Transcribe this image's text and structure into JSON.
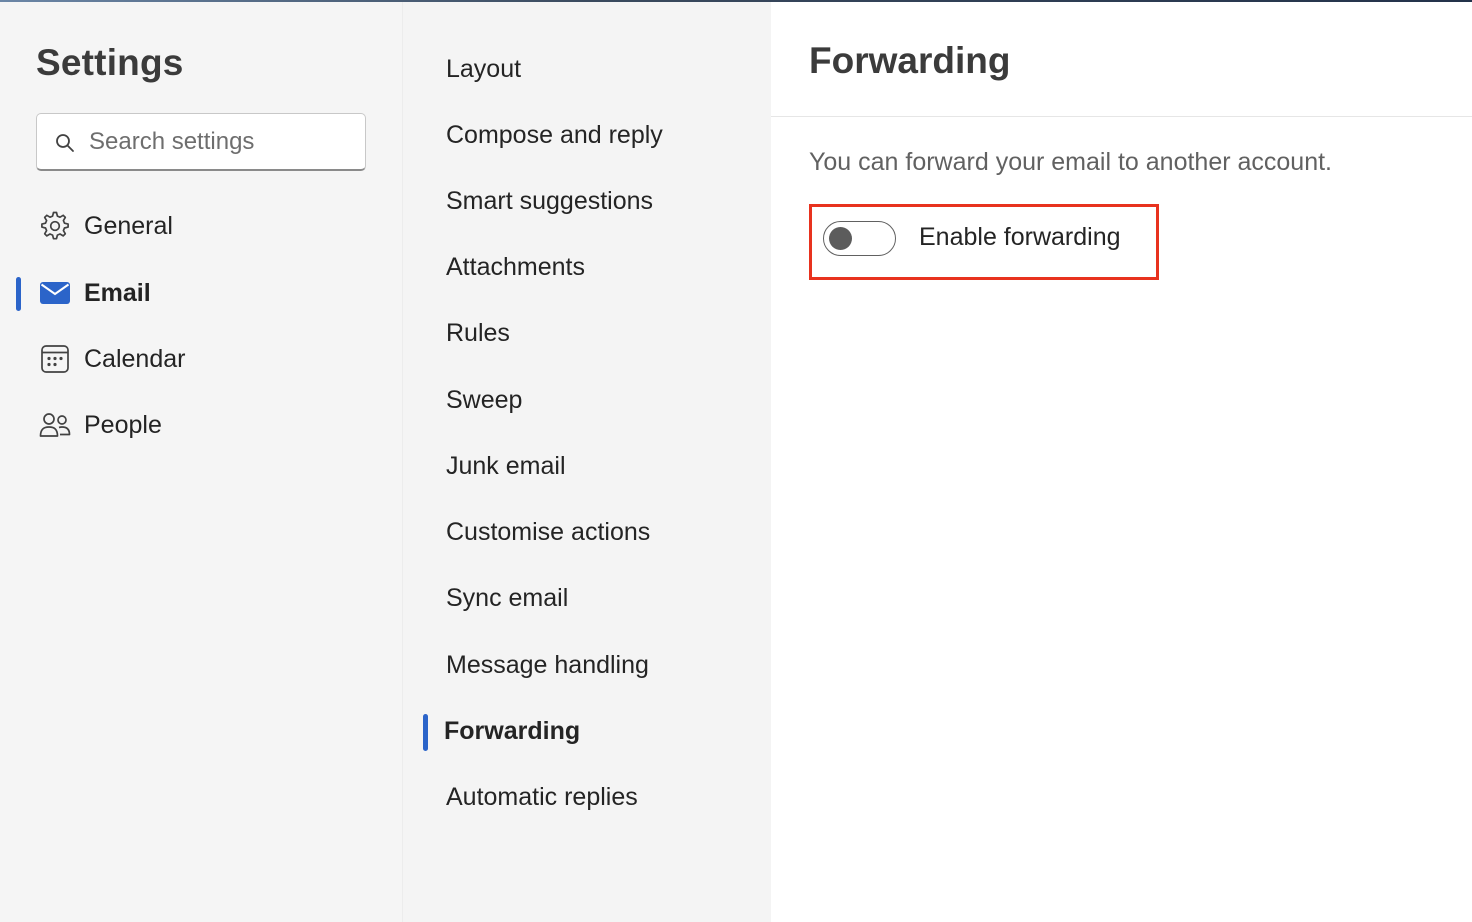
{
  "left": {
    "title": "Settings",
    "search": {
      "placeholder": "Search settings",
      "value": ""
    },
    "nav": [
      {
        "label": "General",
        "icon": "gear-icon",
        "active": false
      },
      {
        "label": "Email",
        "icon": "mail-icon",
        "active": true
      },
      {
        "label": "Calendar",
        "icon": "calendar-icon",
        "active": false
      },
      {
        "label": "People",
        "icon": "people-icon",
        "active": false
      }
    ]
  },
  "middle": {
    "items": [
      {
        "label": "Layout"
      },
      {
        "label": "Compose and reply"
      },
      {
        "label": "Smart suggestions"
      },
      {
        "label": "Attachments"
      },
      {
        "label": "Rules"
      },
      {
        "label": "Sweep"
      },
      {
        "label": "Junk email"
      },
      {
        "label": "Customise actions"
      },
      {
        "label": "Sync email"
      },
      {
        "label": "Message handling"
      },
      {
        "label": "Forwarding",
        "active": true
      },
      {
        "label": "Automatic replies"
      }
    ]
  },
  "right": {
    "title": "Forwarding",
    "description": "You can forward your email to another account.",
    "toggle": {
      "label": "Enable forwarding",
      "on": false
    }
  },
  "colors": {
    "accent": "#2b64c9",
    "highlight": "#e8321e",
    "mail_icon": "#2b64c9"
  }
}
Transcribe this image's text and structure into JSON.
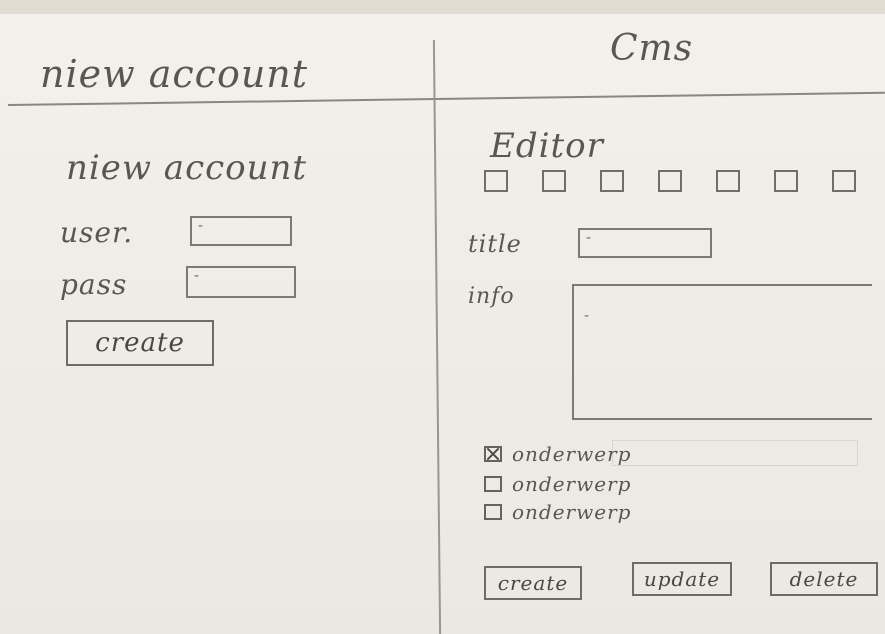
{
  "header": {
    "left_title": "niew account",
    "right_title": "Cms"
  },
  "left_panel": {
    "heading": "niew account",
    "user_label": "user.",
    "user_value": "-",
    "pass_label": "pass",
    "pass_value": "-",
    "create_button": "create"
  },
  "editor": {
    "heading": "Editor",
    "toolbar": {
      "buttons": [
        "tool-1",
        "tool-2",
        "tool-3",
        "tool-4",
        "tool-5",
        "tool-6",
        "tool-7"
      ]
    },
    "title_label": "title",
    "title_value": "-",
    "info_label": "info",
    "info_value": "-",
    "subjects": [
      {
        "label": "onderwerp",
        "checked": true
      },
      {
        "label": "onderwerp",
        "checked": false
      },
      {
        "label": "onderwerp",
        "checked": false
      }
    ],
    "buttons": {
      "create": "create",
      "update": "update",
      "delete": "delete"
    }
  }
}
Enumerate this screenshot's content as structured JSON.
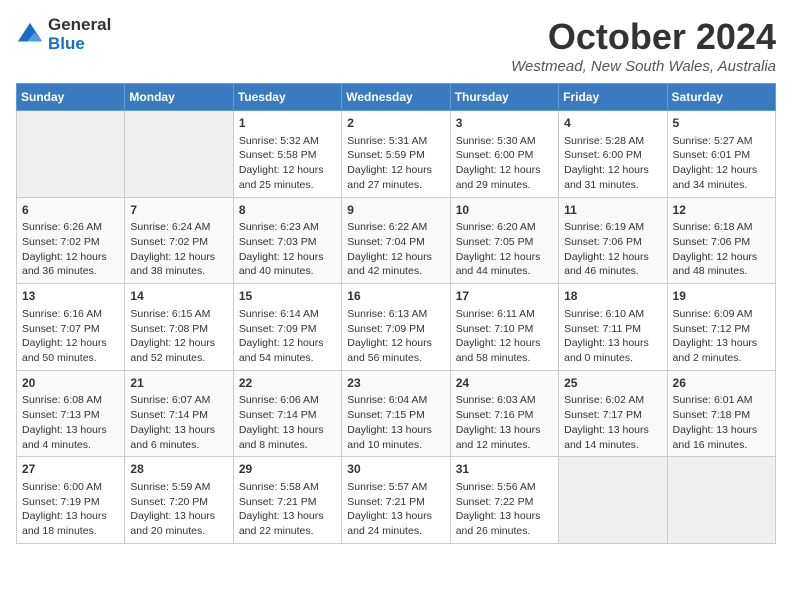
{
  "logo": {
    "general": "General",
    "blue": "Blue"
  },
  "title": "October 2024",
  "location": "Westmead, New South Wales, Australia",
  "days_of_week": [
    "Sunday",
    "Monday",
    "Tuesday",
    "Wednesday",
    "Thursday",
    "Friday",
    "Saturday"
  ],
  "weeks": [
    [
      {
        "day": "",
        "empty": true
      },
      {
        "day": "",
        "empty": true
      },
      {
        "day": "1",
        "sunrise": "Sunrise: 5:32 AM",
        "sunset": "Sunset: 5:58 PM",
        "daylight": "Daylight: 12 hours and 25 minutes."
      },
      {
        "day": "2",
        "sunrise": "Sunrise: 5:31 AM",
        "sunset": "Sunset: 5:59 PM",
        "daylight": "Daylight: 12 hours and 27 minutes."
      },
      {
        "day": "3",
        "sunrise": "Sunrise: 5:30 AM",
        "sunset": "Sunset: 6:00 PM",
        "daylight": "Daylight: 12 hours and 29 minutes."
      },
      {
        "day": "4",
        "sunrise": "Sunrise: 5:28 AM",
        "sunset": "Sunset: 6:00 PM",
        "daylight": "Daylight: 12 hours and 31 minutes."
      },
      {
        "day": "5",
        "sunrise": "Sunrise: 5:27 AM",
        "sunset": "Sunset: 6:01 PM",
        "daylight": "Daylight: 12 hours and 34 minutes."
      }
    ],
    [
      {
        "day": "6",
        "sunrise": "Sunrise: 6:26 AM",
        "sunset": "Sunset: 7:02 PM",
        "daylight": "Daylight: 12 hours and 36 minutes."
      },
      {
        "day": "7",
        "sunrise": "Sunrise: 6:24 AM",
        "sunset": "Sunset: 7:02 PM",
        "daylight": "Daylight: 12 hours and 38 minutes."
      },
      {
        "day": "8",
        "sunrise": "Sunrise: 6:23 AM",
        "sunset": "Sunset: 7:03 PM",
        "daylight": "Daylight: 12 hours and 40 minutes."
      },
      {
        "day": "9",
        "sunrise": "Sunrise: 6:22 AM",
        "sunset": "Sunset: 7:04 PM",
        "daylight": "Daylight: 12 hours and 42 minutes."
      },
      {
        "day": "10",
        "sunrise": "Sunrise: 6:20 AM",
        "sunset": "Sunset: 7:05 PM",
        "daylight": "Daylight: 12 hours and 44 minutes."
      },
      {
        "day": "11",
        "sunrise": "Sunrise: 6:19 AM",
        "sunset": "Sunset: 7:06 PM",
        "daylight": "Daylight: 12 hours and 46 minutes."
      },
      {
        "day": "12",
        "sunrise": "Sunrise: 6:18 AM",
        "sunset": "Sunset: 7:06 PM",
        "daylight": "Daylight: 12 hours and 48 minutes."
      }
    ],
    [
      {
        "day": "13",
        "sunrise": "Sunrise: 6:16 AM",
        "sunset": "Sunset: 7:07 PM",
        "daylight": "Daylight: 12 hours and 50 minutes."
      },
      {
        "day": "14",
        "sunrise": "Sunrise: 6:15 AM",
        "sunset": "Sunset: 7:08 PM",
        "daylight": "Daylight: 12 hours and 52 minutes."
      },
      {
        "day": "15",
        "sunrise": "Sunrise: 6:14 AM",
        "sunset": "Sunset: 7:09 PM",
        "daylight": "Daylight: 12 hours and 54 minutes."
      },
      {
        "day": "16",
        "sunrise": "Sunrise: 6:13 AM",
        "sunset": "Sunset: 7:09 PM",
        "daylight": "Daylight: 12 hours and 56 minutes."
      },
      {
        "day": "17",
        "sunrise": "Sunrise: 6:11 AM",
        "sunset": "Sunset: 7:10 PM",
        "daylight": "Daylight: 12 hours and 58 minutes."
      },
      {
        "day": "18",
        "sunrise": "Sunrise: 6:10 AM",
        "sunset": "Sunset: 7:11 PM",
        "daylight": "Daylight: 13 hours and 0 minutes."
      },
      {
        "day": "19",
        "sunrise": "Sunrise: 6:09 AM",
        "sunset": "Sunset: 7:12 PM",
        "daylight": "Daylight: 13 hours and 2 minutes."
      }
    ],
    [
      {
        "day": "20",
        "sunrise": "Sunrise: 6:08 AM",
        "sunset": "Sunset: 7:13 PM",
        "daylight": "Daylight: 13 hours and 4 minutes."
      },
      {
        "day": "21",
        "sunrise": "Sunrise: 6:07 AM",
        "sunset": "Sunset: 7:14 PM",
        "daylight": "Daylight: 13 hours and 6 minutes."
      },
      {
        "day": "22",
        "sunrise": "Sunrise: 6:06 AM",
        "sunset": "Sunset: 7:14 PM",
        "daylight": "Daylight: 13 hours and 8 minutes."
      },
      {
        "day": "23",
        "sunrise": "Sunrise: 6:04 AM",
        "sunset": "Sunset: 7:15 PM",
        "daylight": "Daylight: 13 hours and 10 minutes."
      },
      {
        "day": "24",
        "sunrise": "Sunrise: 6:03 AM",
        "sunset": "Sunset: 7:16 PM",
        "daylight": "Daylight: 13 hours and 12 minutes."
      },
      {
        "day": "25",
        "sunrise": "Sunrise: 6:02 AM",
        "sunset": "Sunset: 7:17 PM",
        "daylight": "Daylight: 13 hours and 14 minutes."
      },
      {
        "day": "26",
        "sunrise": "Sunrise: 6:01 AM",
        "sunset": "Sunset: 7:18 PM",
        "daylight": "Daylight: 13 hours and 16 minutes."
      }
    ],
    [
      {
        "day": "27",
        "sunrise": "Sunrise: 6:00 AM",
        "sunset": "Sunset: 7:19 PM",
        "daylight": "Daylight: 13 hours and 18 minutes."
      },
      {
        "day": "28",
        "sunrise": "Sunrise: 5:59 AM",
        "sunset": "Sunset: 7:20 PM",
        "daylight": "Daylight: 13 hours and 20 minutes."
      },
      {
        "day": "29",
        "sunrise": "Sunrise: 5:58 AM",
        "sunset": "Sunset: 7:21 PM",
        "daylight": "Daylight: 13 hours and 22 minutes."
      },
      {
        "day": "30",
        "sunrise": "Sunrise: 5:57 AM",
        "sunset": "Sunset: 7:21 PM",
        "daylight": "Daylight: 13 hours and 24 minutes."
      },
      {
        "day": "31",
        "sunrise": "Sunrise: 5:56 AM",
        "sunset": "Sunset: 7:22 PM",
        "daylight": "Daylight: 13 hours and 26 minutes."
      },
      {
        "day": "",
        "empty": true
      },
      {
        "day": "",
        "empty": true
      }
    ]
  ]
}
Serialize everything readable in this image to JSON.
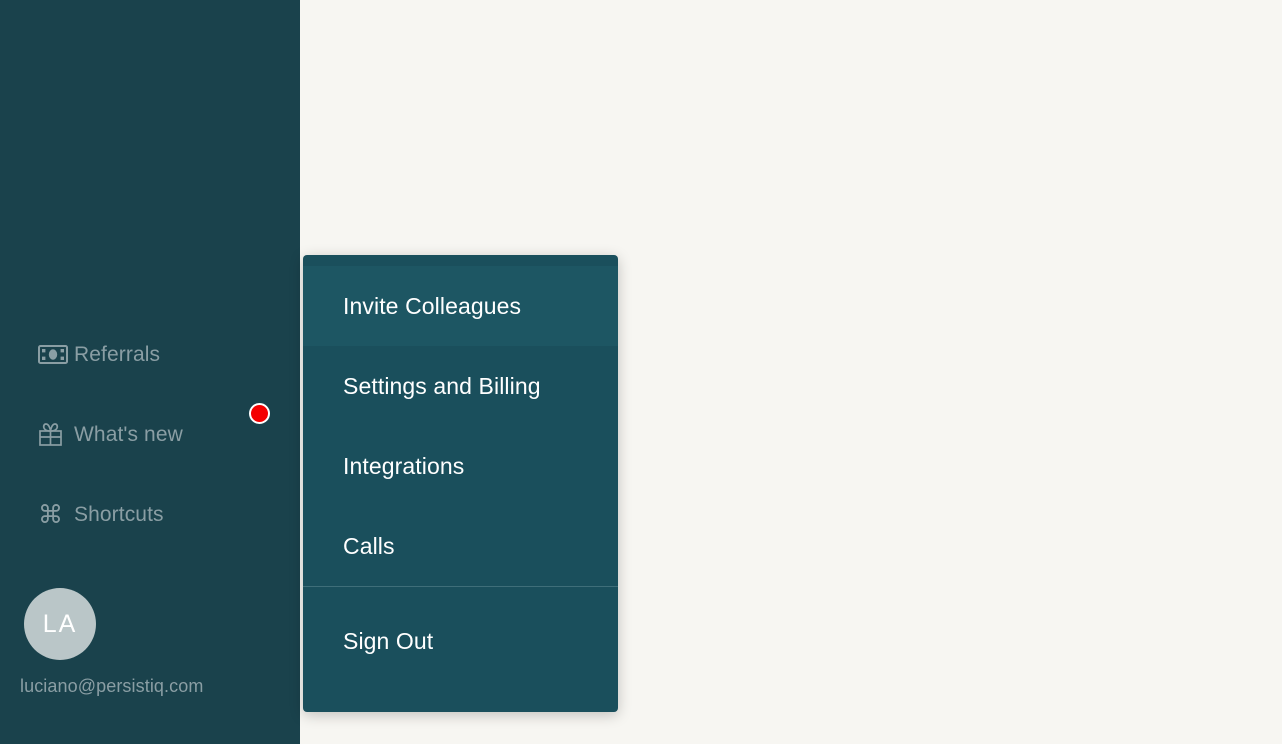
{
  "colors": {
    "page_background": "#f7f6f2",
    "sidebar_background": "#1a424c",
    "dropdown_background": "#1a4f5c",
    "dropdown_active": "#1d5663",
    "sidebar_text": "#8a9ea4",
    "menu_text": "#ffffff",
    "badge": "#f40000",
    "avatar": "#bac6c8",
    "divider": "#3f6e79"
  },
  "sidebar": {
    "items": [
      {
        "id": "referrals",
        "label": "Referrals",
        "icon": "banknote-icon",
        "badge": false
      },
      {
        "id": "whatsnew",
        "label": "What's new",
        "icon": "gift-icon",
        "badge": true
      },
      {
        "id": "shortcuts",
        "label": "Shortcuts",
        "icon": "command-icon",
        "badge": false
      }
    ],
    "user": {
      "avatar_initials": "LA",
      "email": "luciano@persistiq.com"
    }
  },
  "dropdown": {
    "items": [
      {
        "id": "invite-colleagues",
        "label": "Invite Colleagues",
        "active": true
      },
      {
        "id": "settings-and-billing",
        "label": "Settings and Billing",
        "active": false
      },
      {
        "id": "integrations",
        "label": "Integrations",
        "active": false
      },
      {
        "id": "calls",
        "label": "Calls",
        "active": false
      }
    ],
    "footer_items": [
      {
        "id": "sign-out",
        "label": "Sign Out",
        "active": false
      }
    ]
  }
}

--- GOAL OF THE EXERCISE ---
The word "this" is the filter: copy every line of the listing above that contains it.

--- SOLUTION TO THE PROBLEM ---
Transcribe this image's text and structure into JSON.
Transcribe this image's text and structure into JSON.
Enumerate this screenshot's content as structured JSON.
Serialize everything readable in this image to JSON.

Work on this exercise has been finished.